Copy exactly the lines that run from the one containing "What's the underlying" through the end of the entries, both ends included.

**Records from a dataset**
- - - -

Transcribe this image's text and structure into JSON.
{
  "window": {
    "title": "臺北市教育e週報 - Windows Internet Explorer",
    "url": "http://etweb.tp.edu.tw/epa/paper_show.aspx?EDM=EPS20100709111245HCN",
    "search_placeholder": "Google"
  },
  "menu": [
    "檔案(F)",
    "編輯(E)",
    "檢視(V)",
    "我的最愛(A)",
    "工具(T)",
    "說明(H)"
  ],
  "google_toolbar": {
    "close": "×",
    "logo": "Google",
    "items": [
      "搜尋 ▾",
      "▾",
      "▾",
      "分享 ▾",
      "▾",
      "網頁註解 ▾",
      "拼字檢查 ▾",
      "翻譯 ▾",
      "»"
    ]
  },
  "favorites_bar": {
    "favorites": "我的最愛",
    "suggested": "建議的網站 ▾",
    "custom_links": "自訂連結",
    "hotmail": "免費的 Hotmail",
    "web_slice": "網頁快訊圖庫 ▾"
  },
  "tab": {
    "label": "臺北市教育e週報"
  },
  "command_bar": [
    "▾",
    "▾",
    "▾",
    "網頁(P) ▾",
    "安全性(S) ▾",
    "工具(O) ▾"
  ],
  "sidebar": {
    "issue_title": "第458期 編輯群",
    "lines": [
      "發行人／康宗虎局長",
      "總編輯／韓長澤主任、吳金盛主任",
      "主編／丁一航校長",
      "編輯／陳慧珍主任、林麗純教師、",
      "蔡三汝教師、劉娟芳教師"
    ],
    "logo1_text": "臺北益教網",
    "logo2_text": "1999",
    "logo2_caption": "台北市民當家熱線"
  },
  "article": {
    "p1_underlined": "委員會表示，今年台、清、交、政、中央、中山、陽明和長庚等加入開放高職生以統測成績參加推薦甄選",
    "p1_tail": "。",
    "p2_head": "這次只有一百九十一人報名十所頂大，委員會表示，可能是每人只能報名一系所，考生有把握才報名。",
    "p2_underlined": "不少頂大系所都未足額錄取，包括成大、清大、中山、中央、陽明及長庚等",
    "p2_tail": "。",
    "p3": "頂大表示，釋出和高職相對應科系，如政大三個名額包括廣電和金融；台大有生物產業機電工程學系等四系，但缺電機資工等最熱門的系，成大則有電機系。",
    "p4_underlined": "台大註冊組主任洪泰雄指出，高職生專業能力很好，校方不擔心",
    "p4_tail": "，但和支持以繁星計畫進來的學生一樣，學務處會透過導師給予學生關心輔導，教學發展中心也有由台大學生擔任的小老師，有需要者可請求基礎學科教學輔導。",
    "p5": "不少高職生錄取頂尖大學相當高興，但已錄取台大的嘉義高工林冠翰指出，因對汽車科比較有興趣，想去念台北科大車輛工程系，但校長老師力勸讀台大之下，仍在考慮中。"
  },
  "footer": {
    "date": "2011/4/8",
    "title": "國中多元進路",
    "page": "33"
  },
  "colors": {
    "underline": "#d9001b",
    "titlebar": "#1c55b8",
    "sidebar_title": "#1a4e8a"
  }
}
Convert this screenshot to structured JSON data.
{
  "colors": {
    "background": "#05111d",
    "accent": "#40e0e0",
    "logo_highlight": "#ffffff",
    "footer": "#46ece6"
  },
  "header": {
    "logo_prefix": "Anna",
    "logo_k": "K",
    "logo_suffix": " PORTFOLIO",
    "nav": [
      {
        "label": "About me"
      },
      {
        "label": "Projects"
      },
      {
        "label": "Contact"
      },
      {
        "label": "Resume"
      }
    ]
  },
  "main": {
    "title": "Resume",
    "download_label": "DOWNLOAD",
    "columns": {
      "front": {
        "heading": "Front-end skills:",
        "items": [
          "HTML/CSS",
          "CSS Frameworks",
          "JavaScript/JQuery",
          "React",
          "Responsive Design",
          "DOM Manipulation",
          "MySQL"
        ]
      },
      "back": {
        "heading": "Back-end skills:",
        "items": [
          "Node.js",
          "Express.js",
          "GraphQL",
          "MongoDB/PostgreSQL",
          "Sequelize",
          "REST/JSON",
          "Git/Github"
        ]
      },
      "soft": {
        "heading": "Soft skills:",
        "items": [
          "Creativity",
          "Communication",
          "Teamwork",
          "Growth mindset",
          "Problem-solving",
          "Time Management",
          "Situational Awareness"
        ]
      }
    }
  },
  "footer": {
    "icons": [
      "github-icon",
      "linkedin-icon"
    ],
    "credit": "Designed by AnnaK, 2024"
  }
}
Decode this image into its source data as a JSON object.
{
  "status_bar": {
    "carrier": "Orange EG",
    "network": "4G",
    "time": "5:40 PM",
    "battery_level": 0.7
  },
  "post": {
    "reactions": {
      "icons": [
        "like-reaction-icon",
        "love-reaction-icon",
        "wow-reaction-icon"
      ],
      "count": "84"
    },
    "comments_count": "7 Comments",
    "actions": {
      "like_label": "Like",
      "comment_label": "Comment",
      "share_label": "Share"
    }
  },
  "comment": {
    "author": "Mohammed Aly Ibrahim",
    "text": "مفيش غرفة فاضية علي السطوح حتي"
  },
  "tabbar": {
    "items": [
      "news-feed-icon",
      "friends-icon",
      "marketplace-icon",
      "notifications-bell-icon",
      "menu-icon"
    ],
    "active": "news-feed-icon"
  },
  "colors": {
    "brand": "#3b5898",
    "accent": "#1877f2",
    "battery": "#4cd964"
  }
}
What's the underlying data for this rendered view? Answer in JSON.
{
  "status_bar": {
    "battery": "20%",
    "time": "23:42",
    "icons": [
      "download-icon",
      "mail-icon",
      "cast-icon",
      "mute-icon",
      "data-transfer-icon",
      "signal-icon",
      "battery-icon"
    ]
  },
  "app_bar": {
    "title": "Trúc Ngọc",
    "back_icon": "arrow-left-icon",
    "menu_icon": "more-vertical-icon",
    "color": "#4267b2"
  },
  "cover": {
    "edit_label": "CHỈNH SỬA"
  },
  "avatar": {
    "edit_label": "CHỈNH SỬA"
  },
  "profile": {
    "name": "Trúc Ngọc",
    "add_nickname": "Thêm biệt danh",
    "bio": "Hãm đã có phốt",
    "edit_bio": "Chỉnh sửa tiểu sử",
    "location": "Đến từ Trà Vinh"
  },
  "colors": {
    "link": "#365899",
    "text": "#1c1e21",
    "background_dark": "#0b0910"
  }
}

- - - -

**Response to this task**
What's the underlying data for this rendered view? Answer in JSON.
{
  "status_bar": {
    "battery": "20%",
    "time": "23:42",
    "icons": [
      "download-icon",
      "mail-icon",
      "cast-icon",
      "mute-icon",
      "data-transfer-icon",
      "signal-icon",
      "battery-icon"
    ]
  },
  "app_bar": {
    "title": "Trúc Ngọc",
    "back_icon": "arrow-left-icon",
    "menu_icon": "more-vertical-icon",
    "color": "#4267b2"
  },
  "cover": {
    "edit_label": "CHỈNH SỬA"
  },
  "avatar": {
    "edit_label": "CHỈNH SỬA"
  },
  "profile": {
    "name": "Trúc Ngọc",
    "add_nickname": "Thêm biệt danh",
    "bio": "Hãm đã có phốt",
    "edit_bio": "Chỉnh sửa tiểu sử",
    "location": "Đến từ Trà Vinh"
  },
  "colors": {
    "link": "#365899",
    "text": "#1c1e21",
    "background_dark": "#0b0910"
  }
}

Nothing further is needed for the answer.